◆ **Instructions to follow**
Looking at the entries below, state how many lines contain the word "true". Give the number alone.

(Supplied records)

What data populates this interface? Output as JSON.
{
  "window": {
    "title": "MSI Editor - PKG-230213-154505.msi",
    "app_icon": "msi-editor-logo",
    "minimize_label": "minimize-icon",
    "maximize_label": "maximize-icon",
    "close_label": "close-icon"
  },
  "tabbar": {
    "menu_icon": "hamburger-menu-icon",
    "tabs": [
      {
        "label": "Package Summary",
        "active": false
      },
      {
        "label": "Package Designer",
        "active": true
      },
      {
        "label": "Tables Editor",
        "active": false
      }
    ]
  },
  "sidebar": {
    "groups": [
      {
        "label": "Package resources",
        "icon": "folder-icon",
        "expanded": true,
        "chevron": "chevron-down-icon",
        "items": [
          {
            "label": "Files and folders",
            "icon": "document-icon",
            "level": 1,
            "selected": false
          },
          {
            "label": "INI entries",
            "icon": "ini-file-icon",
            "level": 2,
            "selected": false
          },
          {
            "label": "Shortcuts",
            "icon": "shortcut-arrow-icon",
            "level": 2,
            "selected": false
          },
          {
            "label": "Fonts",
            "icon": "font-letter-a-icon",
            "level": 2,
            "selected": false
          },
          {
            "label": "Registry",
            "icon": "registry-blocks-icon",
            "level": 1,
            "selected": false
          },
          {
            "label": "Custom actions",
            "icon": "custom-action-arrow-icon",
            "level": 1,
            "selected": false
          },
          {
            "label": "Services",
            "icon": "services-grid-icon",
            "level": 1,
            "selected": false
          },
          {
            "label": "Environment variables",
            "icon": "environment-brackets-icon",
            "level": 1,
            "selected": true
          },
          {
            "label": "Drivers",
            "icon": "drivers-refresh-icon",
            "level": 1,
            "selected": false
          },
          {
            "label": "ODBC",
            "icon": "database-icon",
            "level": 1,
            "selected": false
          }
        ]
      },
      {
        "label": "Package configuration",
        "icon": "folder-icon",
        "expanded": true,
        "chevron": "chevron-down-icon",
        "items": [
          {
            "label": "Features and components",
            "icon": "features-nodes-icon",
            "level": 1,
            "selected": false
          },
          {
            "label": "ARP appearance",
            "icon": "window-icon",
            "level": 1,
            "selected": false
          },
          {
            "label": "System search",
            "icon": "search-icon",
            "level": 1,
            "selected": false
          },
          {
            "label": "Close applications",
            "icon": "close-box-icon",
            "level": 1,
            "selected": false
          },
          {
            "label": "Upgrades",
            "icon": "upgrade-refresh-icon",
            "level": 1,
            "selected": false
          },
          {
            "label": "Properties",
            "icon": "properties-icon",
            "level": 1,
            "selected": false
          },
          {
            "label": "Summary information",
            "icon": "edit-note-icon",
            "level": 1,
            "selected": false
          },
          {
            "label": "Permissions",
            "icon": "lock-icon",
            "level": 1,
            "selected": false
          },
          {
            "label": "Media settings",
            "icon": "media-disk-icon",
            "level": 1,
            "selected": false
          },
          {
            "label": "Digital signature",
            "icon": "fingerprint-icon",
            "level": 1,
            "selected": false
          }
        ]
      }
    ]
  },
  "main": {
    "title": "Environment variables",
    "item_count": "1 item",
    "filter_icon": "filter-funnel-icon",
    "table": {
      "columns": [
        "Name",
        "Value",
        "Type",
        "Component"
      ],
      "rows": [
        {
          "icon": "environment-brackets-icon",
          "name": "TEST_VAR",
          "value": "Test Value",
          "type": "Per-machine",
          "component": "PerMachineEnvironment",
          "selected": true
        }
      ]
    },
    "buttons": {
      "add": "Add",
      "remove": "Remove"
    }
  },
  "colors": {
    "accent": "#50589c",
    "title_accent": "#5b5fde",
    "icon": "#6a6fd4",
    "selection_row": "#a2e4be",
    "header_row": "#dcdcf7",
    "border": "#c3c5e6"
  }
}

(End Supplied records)

◆ **Answer below**
5